“Part Three just in: Fool. Anthony Roberts, age thirty-five, Welsh.”
Another ten seconds.
“Part Four: Fool. Keto Takahashi, age thirty-nine, Japanese.
“Part Five confirmed: Virgin. Olivia Young, age twenty-three, British.”
Just three seconds.
“Part Six confirmed: Knight. James Bixby, age twenty-five, American.”
Minutes lingered. So far, so good—Theo recognized none of the names. But a group of miscreants these were not. According to a dossier above each of the participant’s portraits, most appeared to be reasonably well-adjusted members of society.
Their lives now belonged to the “Greater Good.”
“Part Seven confirmed: Loki. Horace Mann, age forty-six, American.”
Let the games begin.
And give me friends and foes,
for I harbor ill will to none.
(Song of Matheus 3:22)
The corner of Broadway and 23
smelled like it sounded—oily, chaotic and appetizing. James crossed 23
and headed toward a farmers market in Madison Square Park. Autumn—a recent arrival to Manhattan just like James—advertised itself by mottling the trees with golden and orange leaves. A passing clock read noon, and after hours of walking, James’ stomach cried.

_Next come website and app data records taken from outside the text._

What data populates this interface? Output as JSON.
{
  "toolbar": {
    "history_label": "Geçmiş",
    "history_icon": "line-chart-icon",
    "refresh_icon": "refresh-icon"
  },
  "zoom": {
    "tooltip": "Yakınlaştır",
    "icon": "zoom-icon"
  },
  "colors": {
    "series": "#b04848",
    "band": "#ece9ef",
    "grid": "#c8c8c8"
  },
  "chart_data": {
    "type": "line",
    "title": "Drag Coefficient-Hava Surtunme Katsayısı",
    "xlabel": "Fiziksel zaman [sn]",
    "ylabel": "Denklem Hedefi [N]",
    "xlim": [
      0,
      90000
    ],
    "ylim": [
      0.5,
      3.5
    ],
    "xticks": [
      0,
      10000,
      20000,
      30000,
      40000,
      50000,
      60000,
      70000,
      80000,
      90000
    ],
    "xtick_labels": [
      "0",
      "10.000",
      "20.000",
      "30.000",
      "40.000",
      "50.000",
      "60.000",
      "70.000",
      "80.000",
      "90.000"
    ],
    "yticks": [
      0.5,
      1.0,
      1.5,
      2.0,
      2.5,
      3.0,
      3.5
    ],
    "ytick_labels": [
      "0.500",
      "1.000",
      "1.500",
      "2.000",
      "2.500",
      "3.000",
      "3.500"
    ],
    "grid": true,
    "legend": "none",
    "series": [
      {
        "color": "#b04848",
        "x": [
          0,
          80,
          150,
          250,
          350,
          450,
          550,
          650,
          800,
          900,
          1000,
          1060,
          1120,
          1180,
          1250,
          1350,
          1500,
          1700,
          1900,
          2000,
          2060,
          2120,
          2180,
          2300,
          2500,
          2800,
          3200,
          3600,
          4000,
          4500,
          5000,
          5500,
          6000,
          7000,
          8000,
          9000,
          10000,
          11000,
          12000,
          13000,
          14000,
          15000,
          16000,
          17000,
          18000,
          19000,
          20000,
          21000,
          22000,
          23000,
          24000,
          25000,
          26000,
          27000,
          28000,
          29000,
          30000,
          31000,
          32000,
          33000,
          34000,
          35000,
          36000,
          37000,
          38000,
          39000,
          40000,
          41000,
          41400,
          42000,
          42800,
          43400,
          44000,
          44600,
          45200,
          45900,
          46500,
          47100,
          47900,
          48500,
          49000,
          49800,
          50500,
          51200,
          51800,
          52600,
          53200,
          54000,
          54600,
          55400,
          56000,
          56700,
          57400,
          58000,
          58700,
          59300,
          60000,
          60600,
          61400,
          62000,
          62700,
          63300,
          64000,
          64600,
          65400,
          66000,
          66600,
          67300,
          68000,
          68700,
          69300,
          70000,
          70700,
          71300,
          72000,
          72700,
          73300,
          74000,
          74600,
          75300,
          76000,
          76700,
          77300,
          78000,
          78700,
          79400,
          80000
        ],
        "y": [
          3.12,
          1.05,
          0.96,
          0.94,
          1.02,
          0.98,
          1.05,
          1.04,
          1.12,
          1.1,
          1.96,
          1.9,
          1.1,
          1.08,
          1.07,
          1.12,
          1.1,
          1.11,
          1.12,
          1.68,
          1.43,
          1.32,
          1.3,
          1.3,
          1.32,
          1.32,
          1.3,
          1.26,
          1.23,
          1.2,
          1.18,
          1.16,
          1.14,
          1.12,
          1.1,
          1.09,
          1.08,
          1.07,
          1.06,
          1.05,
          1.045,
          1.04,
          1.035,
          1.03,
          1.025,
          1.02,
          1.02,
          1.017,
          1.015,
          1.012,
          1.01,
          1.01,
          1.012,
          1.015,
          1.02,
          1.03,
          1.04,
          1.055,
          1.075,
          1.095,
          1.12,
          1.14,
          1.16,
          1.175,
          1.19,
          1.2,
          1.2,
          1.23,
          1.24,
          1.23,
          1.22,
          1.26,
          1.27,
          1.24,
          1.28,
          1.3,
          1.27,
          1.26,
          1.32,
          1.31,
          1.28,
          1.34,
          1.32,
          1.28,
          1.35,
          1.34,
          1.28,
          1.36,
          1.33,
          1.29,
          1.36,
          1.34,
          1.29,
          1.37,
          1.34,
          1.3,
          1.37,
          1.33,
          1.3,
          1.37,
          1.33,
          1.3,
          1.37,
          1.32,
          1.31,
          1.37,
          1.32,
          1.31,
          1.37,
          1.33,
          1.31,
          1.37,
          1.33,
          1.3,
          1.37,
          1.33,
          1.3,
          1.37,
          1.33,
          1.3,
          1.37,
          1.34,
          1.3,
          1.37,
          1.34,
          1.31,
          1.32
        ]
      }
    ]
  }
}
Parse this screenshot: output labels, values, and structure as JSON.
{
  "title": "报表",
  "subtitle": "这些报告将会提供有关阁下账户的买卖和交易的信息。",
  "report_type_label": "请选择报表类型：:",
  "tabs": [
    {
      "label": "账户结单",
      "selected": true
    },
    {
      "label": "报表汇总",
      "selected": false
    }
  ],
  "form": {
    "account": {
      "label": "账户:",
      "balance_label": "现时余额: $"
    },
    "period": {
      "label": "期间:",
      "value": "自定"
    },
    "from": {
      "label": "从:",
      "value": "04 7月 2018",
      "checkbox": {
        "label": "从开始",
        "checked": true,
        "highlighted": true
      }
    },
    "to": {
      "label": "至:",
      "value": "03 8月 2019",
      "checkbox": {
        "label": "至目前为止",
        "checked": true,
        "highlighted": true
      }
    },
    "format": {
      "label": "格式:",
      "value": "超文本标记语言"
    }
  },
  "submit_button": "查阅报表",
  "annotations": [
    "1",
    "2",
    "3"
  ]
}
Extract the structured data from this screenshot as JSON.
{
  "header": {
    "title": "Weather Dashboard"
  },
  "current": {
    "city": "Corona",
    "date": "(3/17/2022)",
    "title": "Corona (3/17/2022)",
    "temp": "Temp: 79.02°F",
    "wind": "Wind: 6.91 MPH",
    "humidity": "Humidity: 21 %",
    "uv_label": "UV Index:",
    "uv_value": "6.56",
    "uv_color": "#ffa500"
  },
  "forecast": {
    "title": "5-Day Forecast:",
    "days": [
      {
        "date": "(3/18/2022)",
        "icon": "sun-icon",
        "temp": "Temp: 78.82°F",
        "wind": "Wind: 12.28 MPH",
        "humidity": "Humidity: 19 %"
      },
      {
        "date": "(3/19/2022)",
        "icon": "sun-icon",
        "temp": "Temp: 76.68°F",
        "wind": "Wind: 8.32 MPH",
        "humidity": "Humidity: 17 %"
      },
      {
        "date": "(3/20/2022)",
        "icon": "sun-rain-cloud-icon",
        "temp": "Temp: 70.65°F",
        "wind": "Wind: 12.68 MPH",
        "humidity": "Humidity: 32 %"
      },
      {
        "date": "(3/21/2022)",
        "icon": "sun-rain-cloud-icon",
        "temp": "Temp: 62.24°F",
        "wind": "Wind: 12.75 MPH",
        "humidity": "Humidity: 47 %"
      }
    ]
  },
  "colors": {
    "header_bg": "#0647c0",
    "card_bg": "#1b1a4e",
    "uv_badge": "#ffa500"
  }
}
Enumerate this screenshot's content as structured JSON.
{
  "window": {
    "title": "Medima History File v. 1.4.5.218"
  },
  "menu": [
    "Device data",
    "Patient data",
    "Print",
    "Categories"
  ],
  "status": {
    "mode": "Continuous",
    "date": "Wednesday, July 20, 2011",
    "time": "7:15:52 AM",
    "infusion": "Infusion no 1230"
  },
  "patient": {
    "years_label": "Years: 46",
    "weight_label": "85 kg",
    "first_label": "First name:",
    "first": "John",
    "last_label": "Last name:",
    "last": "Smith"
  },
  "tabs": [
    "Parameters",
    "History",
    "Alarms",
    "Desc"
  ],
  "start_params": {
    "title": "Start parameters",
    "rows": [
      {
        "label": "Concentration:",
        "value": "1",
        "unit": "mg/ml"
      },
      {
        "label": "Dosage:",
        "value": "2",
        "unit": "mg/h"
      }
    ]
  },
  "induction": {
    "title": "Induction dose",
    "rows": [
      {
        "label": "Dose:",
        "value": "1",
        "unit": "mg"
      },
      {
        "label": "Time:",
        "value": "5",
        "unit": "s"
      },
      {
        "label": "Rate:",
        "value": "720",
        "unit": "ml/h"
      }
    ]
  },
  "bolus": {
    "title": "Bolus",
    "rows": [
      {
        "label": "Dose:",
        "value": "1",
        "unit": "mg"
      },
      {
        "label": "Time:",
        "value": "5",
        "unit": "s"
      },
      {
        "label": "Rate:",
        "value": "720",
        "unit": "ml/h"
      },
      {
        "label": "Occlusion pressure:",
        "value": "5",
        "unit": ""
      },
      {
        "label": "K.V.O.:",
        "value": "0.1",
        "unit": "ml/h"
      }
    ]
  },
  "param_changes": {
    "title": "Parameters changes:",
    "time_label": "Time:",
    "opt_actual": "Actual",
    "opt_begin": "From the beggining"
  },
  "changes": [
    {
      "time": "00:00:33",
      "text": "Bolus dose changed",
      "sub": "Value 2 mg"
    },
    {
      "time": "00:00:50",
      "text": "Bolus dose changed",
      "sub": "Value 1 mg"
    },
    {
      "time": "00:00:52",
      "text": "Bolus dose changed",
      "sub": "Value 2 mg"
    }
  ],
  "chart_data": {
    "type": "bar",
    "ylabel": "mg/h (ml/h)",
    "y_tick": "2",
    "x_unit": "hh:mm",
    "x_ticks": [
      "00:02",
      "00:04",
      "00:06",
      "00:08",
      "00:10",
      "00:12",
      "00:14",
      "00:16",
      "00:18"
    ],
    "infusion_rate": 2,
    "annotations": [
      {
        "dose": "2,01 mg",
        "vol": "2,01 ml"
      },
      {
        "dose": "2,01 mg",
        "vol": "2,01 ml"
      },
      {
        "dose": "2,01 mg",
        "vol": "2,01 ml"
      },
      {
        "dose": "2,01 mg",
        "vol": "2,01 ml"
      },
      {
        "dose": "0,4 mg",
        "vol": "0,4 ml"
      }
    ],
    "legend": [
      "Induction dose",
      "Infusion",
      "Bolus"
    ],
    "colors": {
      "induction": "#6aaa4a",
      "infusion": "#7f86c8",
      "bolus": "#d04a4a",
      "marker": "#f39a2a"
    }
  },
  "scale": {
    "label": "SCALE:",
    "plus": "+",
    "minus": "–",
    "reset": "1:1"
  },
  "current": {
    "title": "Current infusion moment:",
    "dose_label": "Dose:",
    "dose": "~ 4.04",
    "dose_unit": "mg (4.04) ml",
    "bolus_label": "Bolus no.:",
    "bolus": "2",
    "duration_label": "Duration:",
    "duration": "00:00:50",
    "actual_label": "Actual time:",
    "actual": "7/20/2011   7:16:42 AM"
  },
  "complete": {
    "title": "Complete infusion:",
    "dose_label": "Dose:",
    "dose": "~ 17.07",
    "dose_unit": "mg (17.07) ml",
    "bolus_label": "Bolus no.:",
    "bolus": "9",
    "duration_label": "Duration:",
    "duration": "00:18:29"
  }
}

“No better a way to satisfy the ol’ grumbler than by downing some garden-fresh, organic food,”
James didn’t often think this way, but for whatever reason today was different: he was in a spry mood. After perusing tents chock-full of brightly colored foods and overly accommodating vendors, he decided on an array of roasted vegetables and a whole rotisserie chicken from Clean n’ Clucks—free-range raised and antibiotic free.
“That’ll be $19.25, thanks,” the vendor said.
James handed over the amount accompanied by a tepid smile. Market prices were damn-near extortion. The vendor gave him a recycled cardboard plate, biodegradable utensils, and a steamy, greasy chicken—the sight of that broiled bird should have drawn a crowd, by James’ estimation.